▸ THE TASK: Search the data for the string "this" and gather each line it is in.

*** SUPPLIED ENTRIES Section Begins ***

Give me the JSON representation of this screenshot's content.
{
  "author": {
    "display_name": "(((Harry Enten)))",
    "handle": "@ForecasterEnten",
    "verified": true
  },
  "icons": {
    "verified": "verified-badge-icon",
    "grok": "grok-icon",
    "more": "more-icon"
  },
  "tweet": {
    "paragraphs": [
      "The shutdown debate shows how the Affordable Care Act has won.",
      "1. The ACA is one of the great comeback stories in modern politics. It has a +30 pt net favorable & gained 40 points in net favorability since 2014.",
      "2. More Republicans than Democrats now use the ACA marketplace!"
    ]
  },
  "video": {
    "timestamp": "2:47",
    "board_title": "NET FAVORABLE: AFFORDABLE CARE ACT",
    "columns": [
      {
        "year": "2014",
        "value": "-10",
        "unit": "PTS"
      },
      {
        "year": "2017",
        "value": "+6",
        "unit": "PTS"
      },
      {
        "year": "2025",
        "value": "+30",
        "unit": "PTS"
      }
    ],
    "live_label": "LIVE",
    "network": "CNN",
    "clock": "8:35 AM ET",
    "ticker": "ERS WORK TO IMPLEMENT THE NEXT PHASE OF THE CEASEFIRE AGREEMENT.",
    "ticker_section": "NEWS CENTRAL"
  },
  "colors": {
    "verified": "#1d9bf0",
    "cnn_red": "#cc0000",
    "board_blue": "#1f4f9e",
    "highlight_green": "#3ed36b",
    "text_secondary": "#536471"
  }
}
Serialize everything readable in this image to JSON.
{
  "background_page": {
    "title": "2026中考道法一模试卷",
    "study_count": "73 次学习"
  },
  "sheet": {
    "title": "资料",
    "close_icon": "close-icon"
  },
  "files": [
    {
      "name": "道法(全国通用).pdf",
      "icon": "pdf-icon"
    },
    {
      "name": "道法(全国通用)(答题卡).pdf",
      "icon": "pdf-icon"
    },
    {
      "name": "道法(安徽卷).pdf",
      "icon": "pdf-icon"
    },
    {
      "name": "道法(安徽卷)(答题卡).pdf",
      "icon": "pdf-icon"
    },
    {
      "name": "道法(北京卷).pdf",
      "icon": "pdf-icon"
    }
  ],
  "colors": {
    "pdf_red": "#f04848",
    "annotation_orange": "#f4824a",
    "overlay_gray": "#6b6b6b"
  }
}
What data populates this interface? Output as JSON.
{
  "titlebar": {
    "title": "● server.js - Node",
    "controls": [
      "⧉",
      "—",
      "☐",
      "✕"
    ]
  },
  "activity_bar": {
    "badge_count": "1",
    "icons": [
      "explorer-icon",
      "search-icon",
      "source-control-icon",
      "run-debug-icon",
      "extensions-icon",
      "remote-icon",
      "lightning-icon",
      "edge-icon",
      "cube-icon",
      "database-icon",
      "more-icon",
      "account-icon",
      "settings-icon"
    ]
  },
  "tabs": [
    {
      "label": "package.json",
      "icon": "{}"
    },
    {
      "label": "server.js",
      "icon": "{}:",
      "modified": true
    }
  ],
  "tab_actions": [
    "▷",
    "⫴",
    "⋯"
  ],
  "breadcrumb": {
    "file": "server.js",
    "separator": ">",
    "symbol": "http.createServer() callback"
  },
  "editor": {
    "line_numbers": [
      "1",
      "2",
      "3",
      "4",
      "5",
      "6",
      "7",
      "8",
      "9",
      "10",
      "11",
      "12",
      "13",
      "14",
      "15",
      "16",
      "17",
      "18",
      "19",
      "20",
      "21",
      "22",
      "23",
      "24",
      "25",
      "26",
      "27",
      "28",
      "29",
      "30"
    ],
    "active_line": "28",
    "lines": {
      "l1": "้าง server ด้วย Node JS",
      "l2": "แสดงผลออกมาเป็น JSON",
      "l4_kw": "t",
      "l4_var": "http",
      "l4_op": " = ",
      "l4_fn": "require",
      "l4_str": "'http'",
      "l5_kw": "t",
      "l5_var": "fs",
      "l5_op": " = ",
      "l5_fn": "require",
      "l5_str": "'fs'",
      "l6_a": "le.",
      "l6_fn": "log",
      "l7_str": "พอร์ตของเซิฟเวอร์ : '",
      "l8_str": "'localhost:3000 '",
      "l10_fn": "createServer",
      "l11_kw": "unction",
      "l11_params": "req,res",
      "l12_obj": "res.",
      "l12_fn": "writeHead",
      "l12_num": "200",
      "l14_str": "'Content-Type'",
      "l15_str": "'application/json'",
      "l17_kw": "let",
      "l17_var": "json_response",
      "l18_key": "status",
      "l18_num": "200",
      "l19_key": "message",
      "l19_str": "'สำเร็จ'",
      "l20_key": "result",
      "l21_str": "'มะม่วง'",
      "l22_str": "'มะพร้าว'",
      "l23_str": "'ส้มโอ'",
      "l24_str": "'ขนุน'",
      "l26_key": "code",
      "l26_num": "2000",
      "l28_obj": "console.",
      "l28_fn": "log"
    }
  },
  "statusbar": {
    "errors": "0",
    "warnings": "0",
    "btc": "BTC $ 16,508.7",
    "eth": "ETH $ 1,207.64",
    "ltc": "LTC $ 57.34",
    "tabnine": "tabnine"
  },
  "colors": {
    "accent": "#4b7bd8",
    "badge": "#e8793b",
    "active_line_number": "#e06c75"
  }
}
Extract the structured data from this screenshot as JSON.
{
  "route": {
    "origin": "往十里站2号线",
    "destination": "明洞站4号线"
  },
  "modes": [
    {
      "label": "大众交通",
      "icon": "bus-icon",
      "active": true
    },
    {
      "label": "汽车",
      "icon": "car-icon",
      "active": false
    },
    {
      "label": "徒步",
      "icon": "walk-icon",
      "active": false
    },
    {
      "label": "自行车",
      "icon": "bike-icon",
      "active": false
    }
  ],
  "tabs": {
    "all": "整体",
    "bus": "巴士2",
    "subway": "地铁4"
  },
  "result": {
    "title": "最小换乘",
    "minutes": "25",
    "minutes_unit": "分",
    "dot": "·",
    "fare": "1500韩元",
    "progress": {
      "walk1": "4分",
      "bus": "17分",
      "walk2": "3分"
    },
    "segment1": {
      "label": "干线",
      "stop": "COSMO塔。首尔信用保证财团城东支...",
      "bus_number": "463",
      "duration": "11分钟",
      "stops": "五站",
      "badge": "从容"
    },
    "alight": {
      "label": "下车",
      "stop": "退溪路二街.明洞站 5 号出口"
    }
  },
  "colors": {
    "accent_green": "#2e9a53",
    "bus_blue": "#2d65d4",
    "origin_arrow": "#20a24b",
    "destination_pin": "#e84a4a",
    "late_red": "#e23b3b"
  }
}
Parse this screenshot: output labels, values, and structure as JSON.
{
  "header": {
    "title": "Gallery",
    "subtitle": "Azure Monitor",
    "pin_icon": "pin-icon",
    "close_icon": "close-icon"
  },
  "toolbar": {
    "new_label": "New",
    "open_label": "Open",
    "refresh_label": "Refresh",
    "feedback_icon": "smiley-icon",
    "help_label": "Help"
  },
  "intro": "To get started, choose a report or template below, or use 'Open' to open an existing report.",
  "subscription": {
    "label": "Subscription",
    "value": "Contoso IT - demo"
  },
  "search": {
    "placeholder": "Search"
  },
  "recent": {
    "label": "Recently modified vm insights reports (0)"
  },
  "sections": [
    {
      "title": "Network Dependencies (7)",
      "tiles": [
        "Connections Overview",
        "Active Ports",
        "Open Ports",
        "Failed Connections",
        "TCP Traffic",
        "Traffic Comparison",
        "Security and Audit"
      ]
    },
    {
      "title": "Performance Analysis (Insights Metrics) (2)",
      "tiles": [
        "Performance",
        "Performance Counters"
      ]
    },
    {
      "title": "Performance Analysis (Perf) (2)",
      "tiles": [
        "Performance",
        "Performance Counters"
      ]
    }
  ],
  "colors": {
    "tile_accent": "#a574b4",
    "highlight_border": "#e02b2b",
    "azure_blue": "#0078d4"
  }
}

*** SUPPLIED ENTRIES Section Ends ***

▸ TASK OUTPUT:
Give me the JSON representation of this screenshot's content.
Serialize everything readable in this image to JSON.
What data populates this interface? Output as JSON.
Extract the structured data from this screenshot as JSON.
Parse this screenshot: output labels, values, and structure as JSON.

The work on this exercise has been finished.